CEO of General Electric to Congress: U.S. Global Competitiveness Requires More Investment in Renewable Electricity

The President and CEO of General Electric, John Krenicki, made a stern set of remarks yesterday before the Senate Energy and Public Works Committee on the need for a clear and strong Renewable Energy Standard in the Climate & Energy Bill going through committee.  Since 2002, GE has invested over $850 million in renewable energy technology and production, primarily in the wind energy business.  Mr. Krenicki made an excellent summary remark on "What it Takes to Lead" by saying:

"The energy business is a scale driven business. Time horizons are measured in decades; capital investments in billions, and suppliers and competitors engage globally to deliver the lowest unit cost. Competitiveness and leadership in this industry require a long-term, sustained, highly committed effort. It requires massive investment, discipline, and vision that spans beyond the next quarter, the next fiscal year, or the next election cycle."

He then explains the consequences of "business as usual".  China and Europe will move ahead the U.S. in wind and other renewables capacity and domestically the U.S. will see a weaker clean energy job market that has delivered hundreds of thousands of good jobs to-date.

"Both Europe and China have publicly committed to strong, long-term renewable energy policies, with aggressive near-term goals. ... China has doubled its wind power capacity in each of the last four years, and is on track to pass the U.S. this year as the country with the largest number of wind installations in 2009." [A new Forbes report here provides more details on China's efforts]

"As I have testified, a large and relevant domestic market is key. If the wind industry moves to Europe and China, U.S. jobs that currently support the industry will evaporate. If Congress passes the weak RES targets now being contemplated, the U.S. could see up to half of our 85,000 domestic wind jobs disappear. As a country, we are contemplating climate and energy legislation with the potential to lose 42,000 clean energy jobs, in places like Illinois, Iowa, North Dakota, South Dakota, Oklahoma, and Texas, which have become hubs for renewable energy suppliers. Enacting no legislation will have the same result."

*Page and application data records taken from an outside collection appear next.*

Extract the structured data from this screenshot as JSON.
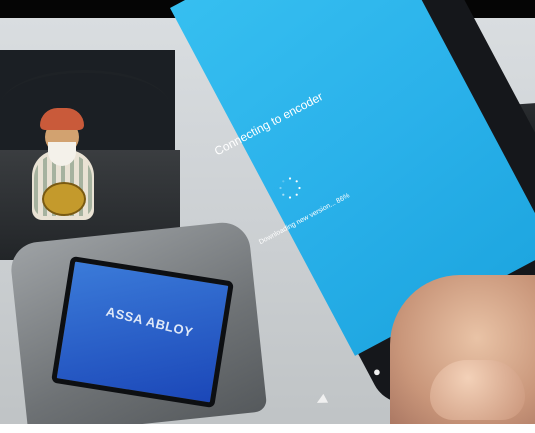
{
  "phone_screen": {
    "title": "Connecting to encoder",
    "status": "Downloading new version... 86%",
    "spinner": "loading-spinner",
    "nav_icons": [
      "back-triangle-icon",
      "home-circle-icon",
      "recents-square-icon"
    ]
  },
  "encoder_display": {
    "logo_text": "ASSA ABLOY"
  },
  "colors": {
    "screen_blue": "#2ab1ea",
    "encoder_screen_blue": "#2a5fcc",
    "phone_body": "#15171b"
  }
}
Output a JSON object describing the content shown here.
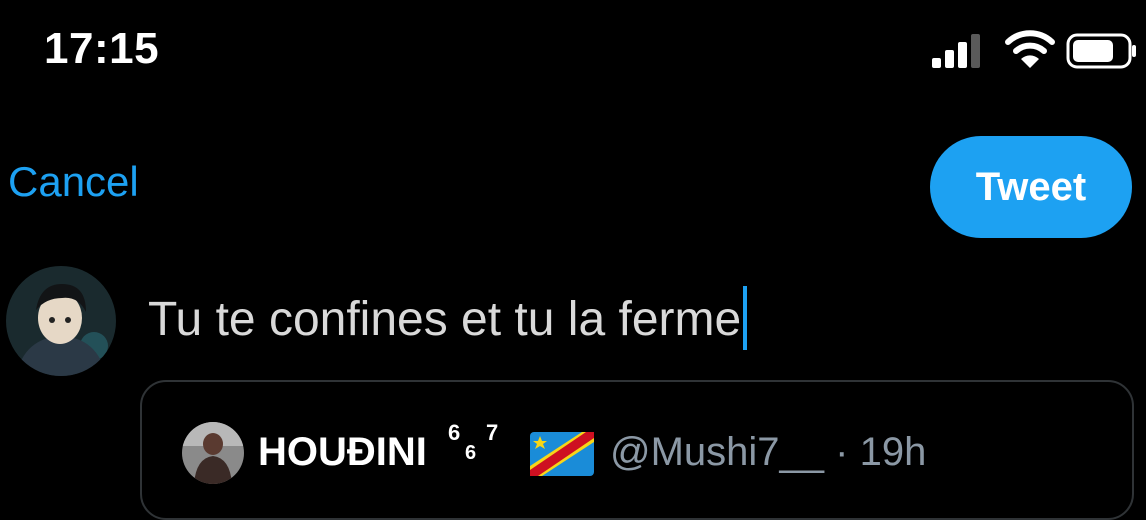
{
  "status_bar": {
    "time": "17:15",
    "icons": [
      "signal-icon",
      "wifi-icon",
      "battery-icon"
    ]
  },
  "compose": {
    "cancel_label": "Cancel",
    "tweet_label": "Tweet",
    "text": "Tu te confines et tu la ferme"
  },
  "quoted_tweet": {
    "display_name": "HOUĐINI",
    "name_badge_sup": "6",
    "name_badge_sub": "6",
    "name_badge_sup2": "7",
    "flag": "DR Congo flag",
    "handle_time": "@Mushi7__ · 19h"
  },
  "colors": {
    "accent": "#1da1f2",
    "background": "#000000",
    "secondary_text": "#8b98a5",
    "border": "#2f3336"
  }
}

We agree that we need a strong Climate Bill and Renewable Energy Standard to drive new renewable energy development and innovation in America. 

Relatedly, a new study published this week by Harvard scientists shows that the global physical capacity for wind energy is drastically higher than previous estimates.  While we don't think new renewable energy projects should just go anywhere, especially if they have the potential to harm sensitive environments or endangered or threatened wildlife, we need not be concerned about tapping out the vast potential for renewable energy anytime soon.